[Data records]
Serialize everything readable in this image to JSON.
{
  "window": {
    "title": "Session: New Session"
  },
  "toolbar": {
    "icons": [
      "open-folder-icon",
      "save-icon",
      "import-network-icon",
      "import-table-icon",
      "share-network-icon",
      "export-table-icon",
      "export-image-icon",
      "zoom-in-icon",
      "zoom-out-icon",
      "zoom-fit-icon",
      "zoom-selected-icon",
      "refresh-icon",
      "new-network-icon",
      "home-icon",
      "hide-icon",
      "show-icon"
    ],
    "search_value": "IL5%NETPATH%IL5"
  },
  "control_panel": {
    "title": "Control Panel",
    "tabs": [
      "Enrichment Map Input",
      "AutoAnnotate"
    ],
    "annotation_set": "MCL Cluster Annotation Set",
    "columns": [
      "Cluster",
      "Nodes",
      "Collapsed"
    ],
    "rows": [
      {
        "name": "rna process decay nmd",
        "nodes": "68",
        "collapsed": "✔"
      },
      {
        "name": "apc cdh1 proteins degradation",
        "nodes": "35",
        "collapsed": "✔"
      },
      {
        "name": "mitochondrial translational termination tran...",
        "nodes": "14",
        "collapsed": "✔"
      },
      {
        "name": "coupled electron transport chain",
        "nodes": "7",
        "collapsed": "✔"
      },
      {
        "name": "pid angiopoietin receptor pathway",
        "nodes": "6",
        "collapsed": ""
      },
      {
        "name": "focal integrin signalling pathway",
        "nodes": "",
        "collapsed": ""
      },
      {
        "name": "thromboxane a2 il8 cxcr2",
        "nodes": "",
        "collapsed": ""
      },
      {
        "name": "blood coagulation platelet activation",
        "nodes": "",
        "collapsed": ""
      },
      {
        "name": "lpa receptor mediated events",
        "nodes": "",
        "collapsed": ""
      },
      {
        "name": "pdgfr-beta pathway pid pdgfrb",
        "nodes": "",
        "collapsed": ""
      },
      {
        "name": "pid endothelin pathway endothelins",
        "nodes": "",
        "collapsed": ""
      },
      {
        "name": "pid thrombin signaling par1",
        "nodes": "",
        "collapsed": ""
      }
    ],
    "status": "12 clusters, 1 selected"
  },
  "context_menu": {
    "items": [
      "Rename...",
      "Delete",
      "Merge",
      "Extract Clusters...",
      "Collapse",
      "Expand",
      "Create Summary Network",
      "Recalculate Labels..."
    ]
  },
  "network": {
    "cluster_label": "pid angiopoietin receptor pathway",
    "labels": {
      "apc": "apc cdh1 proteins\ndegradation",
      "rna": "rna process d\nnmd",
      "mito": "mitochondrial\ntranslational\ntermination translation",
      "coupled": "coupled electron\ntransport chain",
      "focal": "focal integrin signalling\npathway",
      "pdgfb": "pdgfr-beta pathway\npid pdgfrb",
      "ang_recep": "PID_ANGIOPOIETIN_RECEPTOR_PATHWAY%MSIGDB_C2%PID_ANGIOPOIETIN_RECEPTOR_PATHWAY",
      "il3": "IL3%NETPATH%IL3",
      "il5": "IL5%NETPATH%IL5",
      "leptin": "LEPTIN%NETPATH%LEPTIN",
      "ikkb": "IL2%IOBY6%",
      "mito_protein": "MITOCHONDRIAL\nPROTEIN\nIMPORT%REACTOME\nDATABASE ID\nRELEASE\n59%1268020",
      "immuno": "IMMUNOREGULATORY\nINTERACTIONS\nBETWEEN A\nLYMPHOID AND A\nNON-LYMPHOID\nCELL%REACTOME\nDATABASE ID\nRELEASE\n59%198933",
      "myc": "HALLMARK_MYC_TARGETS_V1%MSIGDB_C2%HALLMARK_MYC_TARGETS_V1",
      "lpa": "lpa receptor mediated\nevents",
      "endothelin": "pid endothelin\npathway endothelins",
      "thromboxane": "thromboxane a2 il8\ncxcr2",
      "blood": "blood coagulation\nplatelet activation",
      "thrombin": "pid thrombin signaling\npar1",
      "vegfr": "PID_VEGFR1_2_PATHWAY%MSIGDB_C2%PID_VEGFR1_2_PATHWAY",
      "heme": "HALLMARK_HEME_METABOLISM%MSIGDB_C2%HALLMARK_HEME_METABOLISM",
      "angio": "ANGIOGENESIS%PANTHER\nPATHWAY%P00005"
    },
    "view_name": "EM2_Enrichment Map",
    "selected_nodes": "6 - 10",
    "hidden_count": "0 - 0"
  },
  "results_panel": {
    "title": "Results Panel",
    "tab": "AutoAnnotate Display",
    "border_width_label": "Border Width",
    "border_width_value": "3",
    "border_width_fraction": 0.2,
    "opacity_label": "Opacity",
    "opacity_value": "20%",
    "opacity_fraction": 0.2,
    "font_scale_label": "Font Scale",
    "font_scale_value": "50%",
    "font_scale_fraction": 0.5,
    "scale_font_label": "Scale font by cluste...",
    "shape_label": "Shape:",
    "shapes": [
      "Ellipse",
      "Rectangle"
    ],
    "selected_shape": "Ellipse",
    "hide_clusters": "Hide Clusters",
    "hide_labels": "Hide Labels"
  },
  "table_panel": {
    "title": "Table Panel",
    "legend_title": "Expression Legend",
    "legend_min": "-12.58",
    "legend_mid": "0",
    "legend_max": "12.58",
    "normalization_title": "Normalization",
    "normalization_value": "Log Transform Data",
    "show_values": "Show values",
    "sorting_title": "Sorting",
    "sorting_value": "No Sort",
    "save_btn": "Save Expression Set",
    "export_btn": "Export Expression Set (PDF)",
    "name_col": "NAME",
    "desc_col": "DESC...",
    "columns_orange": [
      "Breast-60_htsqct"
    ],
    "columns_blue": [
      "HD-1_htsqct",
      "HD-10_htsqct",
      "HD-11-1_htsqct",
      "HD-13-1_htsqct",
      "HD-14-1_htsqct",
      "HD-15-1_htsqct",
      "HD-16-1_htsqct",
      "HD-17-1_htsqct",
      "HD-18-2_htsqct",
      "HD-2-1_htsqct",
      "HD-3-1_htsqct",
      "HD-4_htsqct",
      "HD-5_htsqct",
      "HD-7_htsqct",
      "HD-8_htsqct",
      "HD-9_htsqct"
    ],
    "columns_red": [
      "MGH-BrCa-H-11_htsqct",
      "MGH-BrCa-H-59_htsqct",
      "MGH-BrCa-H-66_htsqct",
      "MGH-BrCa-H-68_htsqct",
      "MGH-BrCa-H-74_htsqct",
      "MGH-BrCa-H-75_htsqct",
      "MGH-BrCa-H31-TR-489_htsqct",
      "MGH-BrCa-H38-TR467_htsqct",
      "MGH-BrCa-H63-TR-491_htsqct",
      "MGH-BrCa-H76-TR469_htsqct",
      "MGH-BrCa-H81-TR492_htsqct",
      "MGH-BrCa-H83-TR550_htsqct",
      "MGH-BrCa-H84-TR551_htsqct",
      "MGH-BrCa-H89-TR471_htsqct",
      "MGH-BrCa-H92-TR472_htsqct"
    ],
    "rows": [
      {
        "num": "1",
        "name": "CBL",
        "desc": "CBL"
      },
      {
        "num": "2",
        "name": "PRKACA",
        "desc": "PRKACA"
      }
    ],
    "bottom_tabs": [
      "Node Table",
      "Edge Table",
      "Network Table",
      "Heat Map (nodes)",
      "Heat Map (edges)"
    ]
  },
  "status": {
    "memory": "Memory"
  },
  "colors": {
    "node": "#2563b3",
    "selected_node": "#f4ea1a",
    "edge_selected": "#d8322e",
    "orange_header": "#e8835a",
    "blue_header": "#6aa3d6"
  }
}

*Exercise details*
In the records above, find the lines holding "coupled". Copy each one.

*Exercise result*
        "name": "coupled electron transport chain",
      "coupled": "coupled electron\ntransport chain",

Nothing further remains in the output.